Why do beliefs about intelligence influence learning success? A social cognitive neuroscience model
Students’ beliefs and goals can powerfully influence their learning success. Those who believe intelligence is a fixed entity (entity theorists) tend to emphasize ‘performance goals,’ leaving them vulnerable to negative feedback and likely to disengage from challenging learning opportunities. In contrast, students who believe intelligence is malleable (incremental theorists) tend to emphasize ‘learning goals’ and rebound better from occasional failures. These results suggest that beliefs can influence learning success through top–down biasing of attention and conceptual processing toward goal-congruent information.
Mindset: The New Psychology of Success
Breaking the Cycle of Mistrust: Wise Interventions to Provide Critical Feedback Across the Racial Divide
In Studies 1 and 2, 7th-grade students received critical feedback from their teacher that, in the treatment condition, was designed to assuage mistrust byemphasizing the teacher’s high standards and belief that the student was capable of meeting thosestandards—a strategy known aswise feedback. Wise feedback increased students’ likelihood of submit-ting a revision of an essay (Study 1) and improved the quality of their final drafts (Study 2).
Journal of Experimental Psychology: General, 2014, Vol. 143, No. 2, 804–824

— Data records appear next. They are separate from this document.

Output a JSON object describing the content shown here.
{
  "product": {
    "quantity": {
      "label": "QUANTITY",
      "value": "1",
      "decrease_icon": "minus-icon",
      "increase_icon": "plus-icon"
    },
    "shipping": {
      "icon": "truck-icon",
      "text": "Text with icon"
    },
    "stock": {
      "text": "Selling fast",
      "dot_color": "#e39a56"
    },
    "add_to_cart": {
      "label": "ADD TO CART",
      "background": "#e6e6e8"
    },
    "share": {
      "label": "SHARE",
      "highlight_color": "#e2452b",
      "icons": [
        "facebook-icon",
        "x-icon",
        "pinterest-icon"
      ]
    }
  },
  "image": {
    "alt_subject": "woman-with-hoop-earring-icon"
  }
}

A gender matching effect in learning with pedagogical agents in an immersive virtual reality science simulation
The teacher is just as important in a virtual learning environment as in a normal classroom, but a new study shows that boys and girls differ greatly in terms of how they learn best: Boys learn best when their virtual teacher comes in the form of a drone, while girls get more knowledge from VR-teaching when they are taught by a young, female researcher-type named Marie.
Journal of Computer Assisted Learning, 2018
Depth-of-Knowledge Levels for Four Content Areas
Depth of Knowledge or DoK is another type of framework used to identify the level of rigor for an assessment. In 1997, Dr. Norman Webb developed the DoK to categorize activities according to the level of complexity in thinking. The creation of the DoK stemmed from the alignment of standards to assessments. Standardized assessments measured how students think about a content and the procedures learned but did not measure how deeply students must understand and be aware of a learning so they can explain answers and provide solutions, as well as transfer what was learned in real world contexts.
The Effects of Interleaved Practice
Children practiced four kinds of mathematics problems in an order that was interleaved or blocked, and the degree of spacing was fixed. Interleaving of practice impaired practice session performance yet doubled scores on a test given one day later. An analysis of the errors suggested that interleaving boosted test scores by improving participants' ability to pair each problem with the appropriate procedure.
Applied Cognitive Psychology 24(6):837 - 848 · September 2010
Why Minimal Guidance During Instruction Does Not Work: An Analysis of the Failure of Constructivist, Discovery, Problem-Based, Experiential, and Inquiry-Based Teaching
Although unguided or minimally guided instructional approaches are very popular and intuitively appealing, these approaches ignore both the structures that constitute human cognitive architecture and evidence from empirical studies over the past half-century that consistently indicate that minimally guided instruction is less effective and less efficient than instructional approaches that place a strong emphasis on guidance of the student learning process.
Educational Psychologist, 41:2, 75-86